Veronica Hamly has lived her entire life between categories.
She’s diagnosed as having cerebral palsy and was born male but identifies as female. For her, that makes things tough.
“I have what my mom called 'mild' cerebral palsy. I like to describe it as being on a fence stuck between abled and disabled. I can drive, walk 10,000+ steps a day, workout, and cook my own meals, but there are things that I can't do like type, waitress, and perform fine motor activities,” she says. “The kicker is that there is little help for someone like me and discrimination is everywhere.”
During this Talk of Iowa interview, host Charity Nebbe talks with Hamly about discrimination, stigma and living in a body that doesn’t match-up with her heart or mind.
Do you find that due to your physical disability people often underestimate your intelligence?
“People have never underestimated my intelligence, but they often underestimate my abilities. When people say 'you proved me wrong,' that is such a great feeling to have someone say that to me… When people see that you are disabled, and then they automatically think that you are as disabled as someone who is wheelchair bound. But I cook for myself, I drive myself. I live very independently."
Do you feel discriminated against when looking for work?
“I can’t pass a typing test and would be a terrible waitress. Manual dexterity is hard, but that makes it hard to get people to look past the things I can’t do to see the things I can do. I’ve been laughed out of interviews… people see my altered gait when I walk into a room, and you can see in people’s faces that they make assumptions right away. Vocational Rehabilitation is an underfunded service. People like me are usually left until the end of the fiscal year… so if I applied at the wrong time, I would have to wait 10-12 months for services.”
Why don’t you like term transgender?
"A lot of people are comfortable with that term, and I don’t want to disparage anybody who is. But having grown up with a disability, something people see right when you walk into a room. It’s something that I think deters people from being friends with me; the last thing I wanted was another label. I consider myself female, and sometimes I talk like I’ve always been. Holding onto the term transgender was just not something I’d wanted to do."
What’s your relationship like with your parents?

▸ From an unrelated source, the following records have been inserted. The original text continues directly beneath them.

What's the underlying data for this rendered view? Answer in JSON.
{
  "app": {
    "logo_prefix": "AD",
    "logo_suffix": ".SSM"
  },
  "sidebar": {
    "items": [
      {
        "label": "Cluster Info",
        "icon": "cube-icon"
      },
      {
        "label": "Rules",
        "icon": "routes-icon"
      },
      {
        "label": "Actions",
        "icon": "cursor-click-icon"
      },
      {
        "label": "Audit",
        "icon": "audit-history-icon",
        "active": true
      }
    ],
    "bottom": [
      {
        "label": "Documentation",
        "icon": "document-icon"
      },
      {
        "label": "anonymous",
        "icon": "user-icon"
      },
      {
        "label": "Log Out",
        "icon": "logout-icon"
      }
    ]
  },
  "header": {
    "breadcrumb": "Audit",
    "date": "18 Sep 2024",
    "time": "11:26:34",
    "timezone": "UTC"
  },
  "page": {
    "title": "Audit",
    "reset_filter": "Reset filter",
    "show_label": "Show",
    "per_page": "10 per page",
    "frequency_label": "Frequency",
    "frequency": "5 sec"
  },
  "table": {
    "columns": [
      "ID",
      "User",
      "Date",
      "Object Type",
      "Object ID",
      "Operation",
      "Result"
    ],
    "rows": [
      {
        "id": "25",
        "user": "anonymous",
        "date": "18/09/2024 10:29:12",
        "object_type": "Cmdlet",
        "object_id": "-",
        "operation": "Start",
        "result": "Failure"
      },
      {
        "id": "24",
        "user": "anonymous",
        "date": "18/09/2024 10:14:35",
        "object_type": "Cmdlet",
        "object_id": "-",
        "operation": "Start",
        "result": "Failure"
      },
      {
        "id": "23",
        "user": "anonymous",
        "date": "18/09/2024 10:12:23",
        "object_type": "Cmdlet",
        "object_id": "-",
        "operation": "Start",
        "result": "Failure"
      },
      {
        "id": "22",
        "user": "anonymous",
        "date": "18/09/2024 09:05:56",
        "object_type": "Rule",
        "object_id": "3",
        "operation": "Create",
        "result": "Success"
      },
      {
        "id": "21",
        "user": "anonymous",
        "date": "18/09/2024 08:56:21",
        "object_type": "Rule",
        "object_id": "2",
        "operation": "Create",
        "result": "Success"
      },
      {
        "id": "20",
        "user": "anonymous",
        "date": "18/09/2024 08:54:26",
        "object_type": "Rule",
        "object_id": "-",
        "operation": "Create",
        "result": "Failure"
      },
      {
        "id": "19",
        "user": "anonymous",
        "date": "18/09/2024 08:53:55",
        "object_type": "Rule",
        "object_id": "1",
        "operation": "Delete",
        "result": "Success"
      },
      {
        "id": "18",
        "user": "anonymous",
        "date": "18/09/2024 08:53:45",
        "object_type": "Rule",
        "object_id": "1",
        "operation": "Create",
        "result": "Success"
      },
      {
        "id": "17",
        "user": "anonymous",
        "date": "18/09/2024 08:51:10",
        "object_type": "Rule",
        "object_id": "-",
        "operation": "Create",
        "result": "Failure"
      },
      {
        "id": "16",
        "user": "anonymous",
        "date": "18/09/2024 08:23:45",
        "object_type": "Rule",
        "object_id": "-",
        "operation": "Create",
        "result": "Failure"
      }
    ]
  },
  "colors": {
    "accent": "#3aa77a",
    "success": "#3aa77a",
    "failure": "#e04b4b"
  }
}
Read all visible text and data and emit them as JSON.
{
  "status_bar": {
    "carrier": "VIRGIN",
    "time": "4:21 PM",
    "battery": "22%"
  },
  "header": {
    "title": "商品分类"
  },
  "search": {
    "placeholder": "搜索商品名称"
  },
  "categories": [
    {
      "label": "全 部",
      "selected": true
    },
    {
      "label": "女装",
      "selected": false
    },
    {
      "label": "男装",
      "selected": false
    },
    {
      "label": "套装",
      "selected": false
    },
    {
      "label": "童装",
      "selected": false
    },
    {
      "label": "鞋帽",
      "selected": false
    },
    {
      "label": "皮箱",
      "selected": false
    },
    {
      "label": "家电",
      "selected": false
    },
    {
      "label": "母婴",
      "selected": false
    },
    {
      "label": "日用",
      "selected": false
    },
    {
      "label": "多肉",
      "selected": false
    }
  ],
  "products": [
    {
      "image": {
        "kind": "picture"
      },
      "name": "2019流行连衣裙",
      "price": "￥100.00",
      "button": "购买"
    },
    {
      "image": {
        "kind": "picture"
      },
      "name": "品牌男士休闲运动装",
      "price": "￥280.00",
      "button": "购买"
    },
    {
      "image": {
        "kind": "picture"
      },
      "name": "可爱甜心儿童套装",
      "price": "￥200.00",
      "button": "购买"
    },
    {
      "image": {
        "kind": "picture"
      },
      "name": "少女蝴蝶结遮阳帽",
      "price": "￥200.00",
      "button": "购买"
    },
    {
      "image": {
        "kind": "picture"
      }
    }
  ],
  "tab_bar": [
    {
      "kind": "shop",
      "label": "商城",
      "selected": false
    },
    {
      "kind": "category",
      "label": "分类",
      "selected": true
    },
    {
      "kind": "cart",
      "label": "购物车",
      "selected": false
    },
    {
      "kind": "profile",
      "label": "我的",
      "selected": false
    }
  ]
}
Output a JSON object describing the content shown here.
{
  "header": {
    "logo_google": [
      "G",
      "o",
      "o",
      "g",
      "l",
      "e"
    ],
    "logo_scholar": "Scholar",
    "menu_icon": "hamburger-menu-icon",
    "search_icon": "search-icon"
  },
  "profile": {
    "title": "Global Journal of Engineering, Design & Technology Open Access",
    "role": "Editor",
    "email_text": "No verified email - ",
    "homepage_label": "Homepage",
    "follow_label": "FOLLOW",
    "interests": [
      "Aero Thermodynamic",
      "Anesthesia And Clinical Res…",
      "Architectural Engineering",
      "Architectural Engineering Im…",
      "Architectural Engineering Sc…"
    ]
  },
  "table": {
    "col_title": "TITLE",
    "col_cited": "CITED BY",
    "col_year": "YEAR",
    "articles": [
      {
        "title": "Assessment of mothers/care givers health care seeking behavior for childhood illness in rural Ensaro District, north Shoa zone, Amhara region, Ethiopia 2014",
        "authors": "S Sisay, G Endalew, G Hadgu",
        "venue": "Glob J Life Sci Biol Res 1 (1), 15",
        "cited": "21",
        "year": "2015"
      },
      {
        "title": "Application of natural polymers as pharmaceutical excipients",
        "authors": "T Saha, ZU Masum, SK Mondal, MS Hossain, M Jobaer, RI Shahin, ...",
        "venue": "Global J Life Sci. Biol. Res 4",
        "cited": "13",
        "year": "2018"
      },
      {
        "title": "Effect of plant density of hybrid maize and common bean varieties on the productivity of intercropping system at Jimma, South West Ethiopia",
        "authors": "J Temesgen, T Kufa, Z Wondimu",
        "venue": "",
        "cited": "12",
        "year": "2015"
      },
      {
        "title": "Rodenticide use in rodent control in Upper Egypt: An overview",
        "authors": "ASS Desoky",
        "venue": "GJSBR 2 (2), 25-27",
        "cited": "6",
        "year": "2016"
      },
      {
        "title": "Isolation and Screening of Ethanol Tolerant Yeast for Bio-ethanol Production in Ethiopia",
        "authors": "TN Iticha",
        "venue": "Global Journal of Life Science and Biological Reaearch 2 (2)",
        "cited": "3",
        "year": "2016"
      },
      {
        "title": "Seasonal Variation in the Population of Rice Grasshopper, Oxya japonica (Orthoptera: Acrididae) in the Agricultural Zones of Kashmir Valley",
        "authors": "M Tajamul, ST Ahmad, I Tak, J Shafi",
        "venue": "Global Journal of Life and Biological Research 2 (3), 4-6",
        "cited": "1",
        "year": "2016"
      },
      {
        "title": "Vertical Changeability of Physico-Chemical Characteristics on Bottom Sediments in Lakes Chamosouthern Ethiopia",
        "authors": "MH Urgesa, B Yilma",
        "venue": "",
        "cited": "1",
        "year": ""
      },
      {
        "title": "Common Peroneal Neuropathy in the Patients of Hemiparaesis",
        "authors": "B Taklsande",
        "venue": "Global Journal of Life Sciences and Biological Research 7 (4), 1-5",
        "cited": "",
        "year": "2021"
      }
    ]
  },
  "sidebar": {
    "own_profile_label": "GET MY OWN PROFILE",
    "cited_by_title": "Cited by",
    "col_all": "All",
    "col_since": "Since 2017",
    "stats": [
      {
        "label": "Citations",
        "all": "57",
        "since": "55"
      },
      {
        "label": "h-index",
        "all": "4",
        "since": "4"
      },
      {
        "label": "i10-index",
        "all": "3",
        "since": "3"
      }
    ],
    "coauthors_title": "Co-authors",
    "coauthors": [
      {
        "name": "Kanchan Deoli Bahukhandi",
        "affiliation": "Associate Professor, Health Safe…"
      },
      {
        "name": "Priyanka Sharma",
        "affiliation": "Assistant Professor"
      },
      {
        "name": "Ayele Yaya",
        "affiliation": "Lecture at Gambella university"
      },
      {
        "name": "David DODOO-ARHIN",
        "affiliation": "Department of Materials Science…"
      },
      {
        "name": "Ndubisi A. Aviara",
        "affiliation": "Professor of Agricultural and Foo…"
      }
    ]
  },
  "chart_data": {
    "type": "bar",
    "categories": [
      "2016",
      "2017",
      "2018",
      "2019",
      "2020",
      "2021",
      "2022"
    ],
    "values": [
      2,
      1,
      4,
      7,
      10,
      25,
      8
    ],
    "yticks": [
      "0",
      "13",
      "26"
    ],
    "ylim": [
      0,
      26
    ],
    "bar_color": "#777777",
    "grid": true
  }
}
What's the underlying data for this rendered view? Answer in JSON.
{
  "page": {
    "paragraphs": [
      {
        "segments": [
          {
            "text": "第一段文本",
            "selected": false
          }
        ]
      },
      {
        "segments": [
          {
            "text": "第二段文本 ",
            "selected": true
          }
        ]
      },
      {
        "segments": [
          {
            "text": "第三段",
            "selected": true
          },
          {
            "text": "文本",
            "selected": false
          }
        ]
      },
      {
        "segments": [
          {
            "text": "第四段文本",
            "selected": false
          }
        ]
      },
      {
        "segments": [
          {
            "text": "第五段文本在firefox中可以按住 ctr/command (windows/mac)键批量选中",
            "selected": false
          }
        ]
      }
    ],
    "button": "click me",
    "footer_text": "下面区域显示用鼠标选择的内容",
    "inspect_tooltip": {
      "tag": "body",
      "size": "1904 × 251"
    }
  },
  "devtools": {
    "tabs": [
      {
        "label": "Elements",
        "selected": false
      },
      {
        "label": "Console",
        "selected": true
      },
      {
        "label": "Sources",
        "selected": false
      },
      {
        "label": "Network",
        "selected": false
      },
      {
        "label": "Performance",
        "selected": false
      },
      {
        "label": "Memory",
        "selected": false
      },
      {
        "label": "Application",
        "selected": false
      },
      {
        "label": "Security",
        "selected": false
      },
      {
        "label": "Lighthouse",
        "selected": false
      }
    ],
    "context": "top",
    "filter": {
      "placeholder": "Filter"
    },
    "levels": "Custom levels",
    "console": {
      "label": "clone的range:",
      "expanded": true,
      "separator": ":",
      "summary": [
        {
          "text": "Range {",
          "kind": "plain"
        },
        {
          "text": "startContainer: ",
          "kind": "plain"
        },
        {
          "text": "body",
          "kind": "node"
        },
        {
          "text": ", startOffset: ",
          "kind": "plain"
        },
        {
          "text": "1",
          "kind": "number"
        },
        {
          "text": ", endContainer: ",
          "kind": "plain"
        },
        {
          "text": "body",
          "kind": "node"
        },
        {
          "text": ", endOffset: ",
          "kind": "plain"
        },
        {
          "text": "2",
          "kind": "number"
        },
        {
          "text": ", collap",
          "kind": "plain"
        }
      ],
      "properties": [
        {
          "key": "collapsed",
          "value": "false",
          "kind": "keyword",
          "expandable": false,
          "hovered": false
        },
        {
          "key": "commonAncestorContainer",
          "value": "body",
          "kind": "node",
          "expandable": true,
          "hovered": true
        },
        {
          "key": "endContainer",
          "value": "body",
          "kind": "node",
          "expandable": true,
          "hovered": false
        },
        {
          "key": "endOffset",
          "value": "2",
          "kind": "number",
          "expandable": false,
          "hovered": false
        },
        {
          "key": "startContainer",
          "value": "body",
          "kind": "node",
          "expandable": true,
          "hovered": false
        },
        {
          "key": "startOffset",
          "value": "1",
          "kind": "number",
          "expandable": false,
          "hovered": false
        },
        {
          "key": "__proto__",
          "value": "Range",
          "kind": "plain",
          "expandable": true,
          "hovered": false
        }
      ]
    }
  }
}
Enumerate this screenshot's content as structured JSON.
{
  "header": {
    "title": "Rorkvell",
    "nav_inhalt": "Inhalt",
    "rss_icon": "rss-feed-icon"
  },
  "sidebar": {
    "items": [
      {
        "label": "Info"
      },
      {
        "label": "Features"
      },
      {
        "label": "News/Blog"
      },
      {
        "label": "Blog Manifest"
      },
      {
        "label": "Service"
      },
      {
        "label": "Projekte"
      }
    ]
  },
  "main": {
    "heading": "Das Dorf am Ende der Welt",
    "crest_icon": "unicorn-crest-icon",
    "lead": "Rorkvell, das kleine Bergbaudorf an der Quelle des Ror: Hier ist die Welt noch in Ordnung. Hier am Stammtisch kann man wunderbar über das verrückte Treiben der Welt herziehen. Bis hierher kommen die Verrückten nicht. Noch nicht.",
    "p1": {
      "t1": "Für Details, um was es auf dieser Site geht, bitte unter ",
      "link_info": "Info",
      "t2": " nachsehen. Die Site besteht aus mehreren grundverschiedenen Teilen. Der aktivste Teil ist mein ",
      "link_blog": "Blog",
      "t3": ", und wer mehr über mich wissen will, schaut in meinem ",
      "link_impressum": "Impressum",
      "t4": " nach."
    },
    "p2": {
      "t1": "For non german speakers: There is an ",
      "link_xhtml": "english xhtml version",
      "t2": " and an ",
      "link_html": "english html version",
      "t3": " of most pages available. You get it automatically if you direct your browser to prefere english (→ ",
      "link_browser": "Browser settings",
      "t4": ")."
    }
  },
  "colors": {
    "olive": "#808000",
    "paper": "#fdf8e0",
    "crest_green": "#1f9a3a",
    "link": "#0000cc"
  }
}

"My mom is my best friend. I don’t know where I would be without my parents. I came out to my mom in an email. She came out really quickly. For my dad it was a little harder, but he had called me one name for 33 or so years, so changing to another name can be difficult, but they are loving and supportive."